“This is yet another missed opportunity. As the ACT recovers from the COVID-19 health and economic crisis, higher investment in housing delivers a high benefit. For every $1 million invested in social housing, GDP is boosted by $1.3 million,” Dr Campbell said.
ACTCOSS also said that the community sector was concerned about the lack of ongoing funding for many of its services. The Health Justice Partnership, a successful service that supports new parents experiencing domestic and family violence, is only funded until the end of July 2021.
Dr Campbell said: “We are deeply concerned that this ACT Budget funds some services for only one or two years. This means organisations, their staff and their clients have no future certainty. This contributes to high rates of anxiety and staff turnover and makes the work of the community sector very challenging.

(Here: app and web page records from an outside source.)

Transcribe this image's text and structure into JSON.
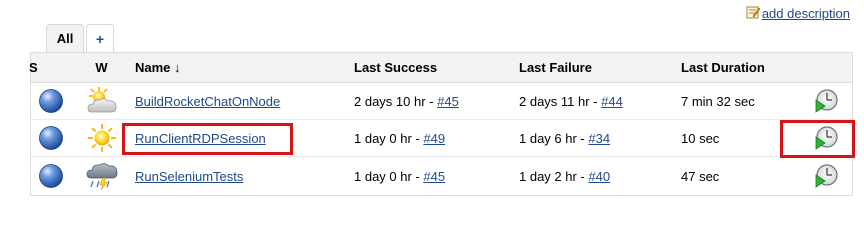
{
  "top": {
    "add_description": "add description"
  },
  "tabs": [
    {
      "label": "All",
      "active": true
    },
    {
      "label": "+",
      "active": false
    }
  ],
  "columns": {
    "status": "S",
    "weather": "W",
    "name": "Name ↓",
    "last_success": "Last Success",
    "last_failure": "Last Failure",
    "last_duration": "Last Duration"
  },
  "jobs": [
    {
      "status_icon": "blue-ball-icon",
      "weather_icon": "partly-cloudy-icon",
      "name": "BuildRocketChatOnNode",
      "last_success_text": "2 days 10 hr - ",
      "last_success_build": "#45",
      "last_failure_text": "2 days 11 hr - ",
      "last_failure_build": "#44",
      "last_duration": "7 min 32 sec"
    },
    {
      "status_icon": "blue-ball-icon",
      "weather_icon": "sunny-icon",
      "name": "RunClientRDPSession",
      "last_success_text": "1 day 0 hr - ",
      "last_success_build": "#49",
      "last_failure_text": "1 day 6 hr - ",
      "last_failure_build": "#34",
      "last_duration": "10 sec"
    },
    {
      "status_icon": "blue-ball-icon",
      "weather_icon": "storm-icon",
      "name": "RunSeleniumTests",
      "last_success_text": "1 day 0 hr - ",
      "last_success_build": "#45",
      "last_failure_text": "1 day 2 hr - ",
      "last_failure_build": "#40",
      "last_duration": "47 sec"
    }
  ],
  "colors": {
    "link": "#204a87",
    "highlight": "#d4151a",
    "header_bg": "#f2f2f2"
  }
}
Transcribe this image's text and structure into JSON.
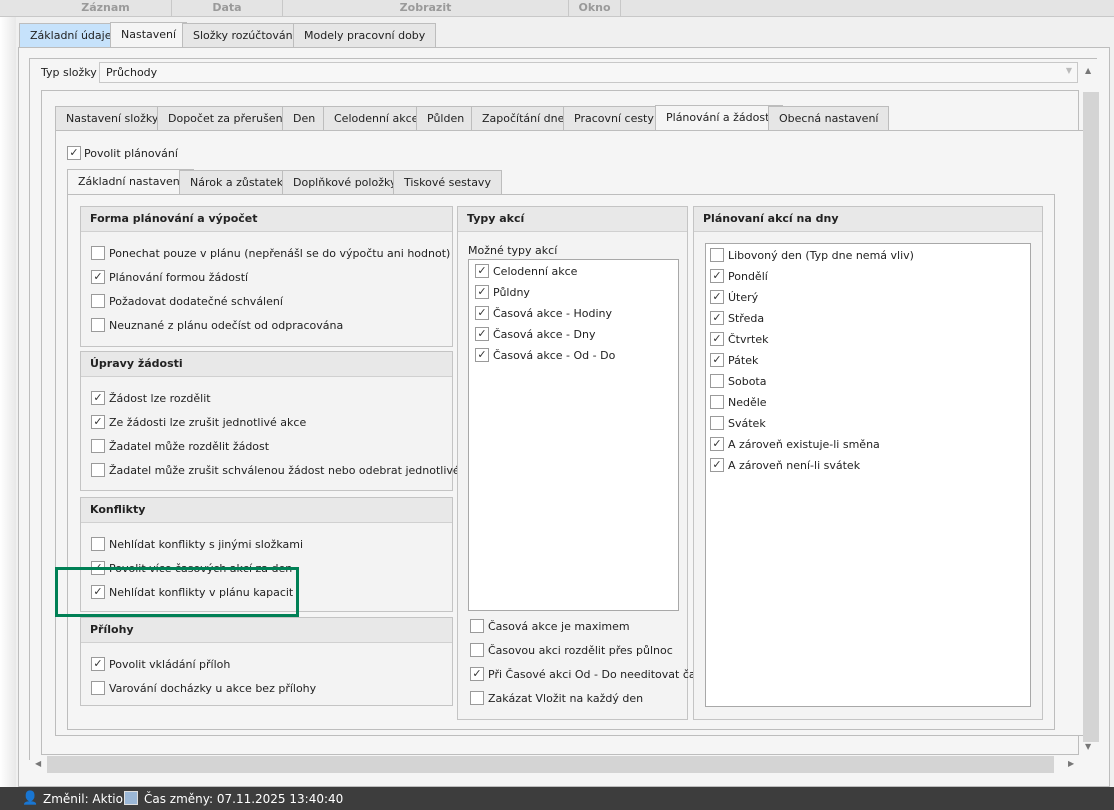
{
  "menu": [
    "Záznam",
    "Data",
    "Zobrazit",
    "Okno"
  ],
  "main_tabs": [
    "Základní údaje",
    "Nastavení",
    "Složky rozúčtování",
    "Modely pracovní doby"
  ],
  "typ_slozky": {
    "label": "Typ složky",
    "value": "Průchody"
  },
  "inner_tabs": [
    "Nastavení složky",
    "Dopočet za přerušení",
    "Den",
    "Celodenní akce",
    "Půlden",
    "Započítání dne",
    "Pracovní cesty",
    "Plánování a žádosti",
    "Obecná nastavení"
  ],
  "povolit_planovani": {
    "label": "Povolit plánování",
    "checked": true
  },
  "sub_tabs": [
    "Základní nastavení",
    "Nárok a zůstatek",
    "Doplňkové položky",
    "Tiskové sestavy"
  ],
  "groups": [
    {
      "title": "Forma plánování a výpočet",
      "items": [
        {
          "label": "Ponechat pouze v plánu (nepřenášl se do výpočtu ani hodnot)",
          "checked": false
        },
        {
          "label": "Plánování formou žádostí",
          "checked": true
        },
        {
          "label": "Požadovat dodatečné schválení",
          "checked": false
        },
        {
          "label": "Neuznané z plánu odečíst od odpracována",
          "checked": false
        }
      ]
    },
    {
      "title": "Úpravy žádosti",
      "items": [
        {
          "label": "Žádost lze rozdělit",
          "checked": true
        },
        {
          "label": "Ze žádosti lze zrušit jednotlivé akce",
          "checked": true
        },
        {
          "label": "Žadatel může rozdělit žádost",
          "checked": false
        },
        {
          "label": "Žadatel může zrušit schválenou žádost nebo odebrat jednotlivé akce",
          "checked": false
        }
      ]
    },
    {
      "title": "Konflikty",
      "items": [
        {
          "label": "Nehlídat konflikty s jinými složkami",
          "checked": false
        },
        {
          "label": "Povolit více časových akcí za den",
          "checked": true
        },
        {
          "label": "Nehlídat konflikty v plánu kapacit",
          "checked": true
        }
      ]
    },
    {
      "title": "Přílohy",
      "items": [
        {
          "label": "Povolit vkládání příloh",
          "checked": true
        },
        {
          "label": "Varování docházky u akce bez přílohy",
          "checked": false
        }
      ]
    }
  ],
  "typy_akci": {
    "title": "Typy akcí",
    "list_label": "Možné typy akcí",
    "items": [
      {
        "label": "Celodenní akce",
        "checked": true
      },
      {
        "label": "Půldny",
        "checked": true
      },
      {
        "label": "Časová akce - Hodiny",
        "checked": true
      },
      {
        "label": "Časová akce - Dny",
        "checked": true
      },
      {
        "label": "Časová akce - Od - Do",
        "checked": true
      }
    ],
    "options": [
      {
        "label": "Časová akce je maximem",
        "checked": false
      },
      {
        "label": "Časovou akci rozdělit přes půlnoc",
        "checked": false
      },
      {
        "label": "Při Časové akci Od - Do needitovat čas",
        "checked": true
      },
      {
        "label": "Zakázat Vložit na každý den",
        "checked": false
      }
    ]
  },
  "planovani_dny": {
    "title": "Plánovaní akcí na dny",
    "items": [
      {
        "label": "Libovoný den (Typ dne nemá vliv)",
        "checked": false
      },
      {
        "label": "Pondělí",
        "checked": true
      },
      {
        "label": "Úterý",
        "checked": true
      },
      {
        "label": "Středa",
        "checked": true
      },
      {
        "label": "Čtvrtek",
        "checked": true
      },
      {
        "label": "Pátek",
        "checked": true
      },
      {
        "label": "Sobota",
        "checked": false
      },
      {
        "label": "Neděle",
        "checked": false
      },
      {
        "label": "Svátek",
        "checked": false
      },
      {
        "label": "A zároveň existuje-li směna",
        "checked": true
      },
      {
        "label": "A zároveň není-li svátek",
        "checked": true
      }
    ]
  },
  "status": {
    "changed_by": "Změnil: Aktion",
    "changed_time": "Čas změny: 07.11.2025 13:40:40"
  },
  "colors": {
    "highlight_box": "#008055",
    "active_tab": "#c6e2fb"
  }
}
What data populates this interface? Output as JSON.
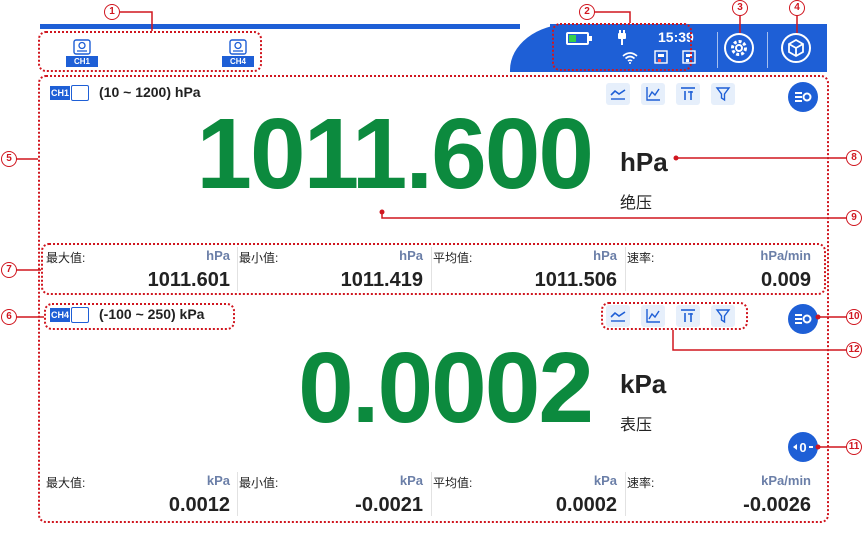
{
  "statusbar": {
    "time": "15:39",
    "battery_level": 0.4,
    "channels": [
      {
        "label": "CH1",
        "icon": "pressure-sensor-icon"
      },
      {
        "label": "CH4",
        "icon": "pressure-sensor-icon"
      }
    ],
    "icons": [
      "battery-icon",
      "plug-icon",
      "wifi-icon",
      "device-icon",
      "device-icon",
      "settings-gear-icon",
      "cube-icon"
    ]
  },
  "channel1": {
    "tag": "CH1",
    "range": "(10 ~ 1200) hPa",
    "value": "1011.600",
    "unit": "hPa",
    "pressure_type": "绝压",
    "stats": [
      {
        "label": "最大值:",
        "unit": "hPa",
        "value": "1011.601"
      },
      {
        "label": "最小值:",
        "unit": "hPa",
        "value": "1011.419"
      },
      {
        "label": "平均值:",
        "unit": "hPa",
        "value": "1011.506"
      },
      {
        "label": "速率:",
        "unit": "hPa/min",
        "value": "0.009"
      }
    ]
  },
  "channel4": {
    "tag": "CH4",
    "range": "(-100 ~ 250) kPa",
    "value": "0.0002",
    "unit": "kPa",
    "pressure_type": "表压",
    "zero_label": "0",
    "stats": [
      {
        "label": "最大值:",
        "unit": "kPa",
        "value": "0.0012"
      },
      {
        "label": "最小值:",
        "unit": "kPa",
        "value": "-0.0021"
      },
      {
        "label": "平均值:",
        "unit": "kPa",
        "value": "0.0002"
      },
      {
        "label": "速率:",
        "unit": "kPa/min",
        "value": "-0.0026"
      }
    ]
  },
  "callouts": [
    "1",
    "2",
    "3",
    "4",
    "5",
    "6",
    "7",
    "8",
    "9",
    "10",
    "11",
    "12"
  ],
  "colors": {
    "accent": "#1e5fd6",
    "value_green": "#0c8a3e",
    "callout_red": "#d0161f"
  }
}
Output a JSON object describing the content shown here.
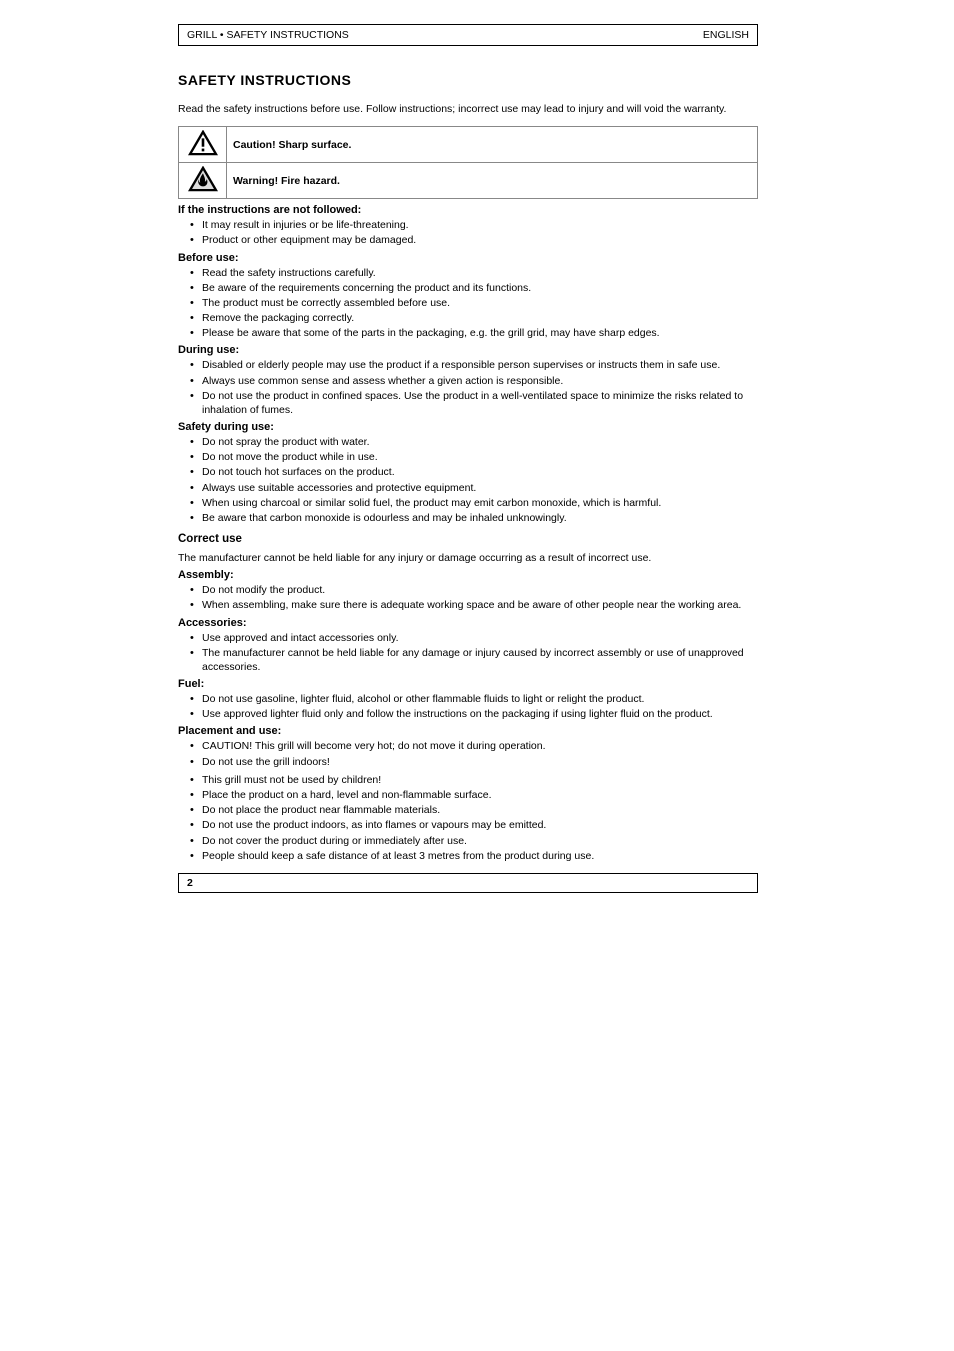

“More broadly, we are disappointed to see that investment in community services does not appear to be part of the ACT Government’s strategy to emerge from the COVID-19 health and economic crisis.
“For example, we would like to have seen more investment in community-based early intervention services that prevent people from entering the justice system.
“There is little new spending in this Budget directly targeting vulnerable and disadvantaged groups, including people with disability, older people and carers, despite these people being among the most impacted by COVID-19.
“The health care and social assistance sector is one of the largest and fastest growing industries in the ACT as we try to meet the needs of a rapidly expanding and diverse population and an increasing population of older Canberrans.
“We are struggling to meet demand, particularly following COVID-19. In the most recent National Survey of Community Sector Workers, 58% reported that poverty and disadvantage had increased among the people accessing their services; 84% reported demand in the community either ‘increased’ or ‘increased significantly’; and less than 4% reported that they were completely able to meet demand.
“The community sector also makes an important economic contribution. For every $1 a year invested in childcare, we can achieve an annual GDP increase of around $5, and community service organisations in the ACT make a contribution of $2.2 billion to the ACT economy.
“One ray of hope is the Knowledge Capital – Future Jobs Fund announced in today’s Budget. As a growing sector, and a major creator of jobs and economic growth, we urge the ACT Government to ensure that the needs of the health and community sector are included in the Future Jobs Fund program,” Dr Campbell said.
ACTCOSS advocates for social justice in the ACT and represents not-for-profit community organisations.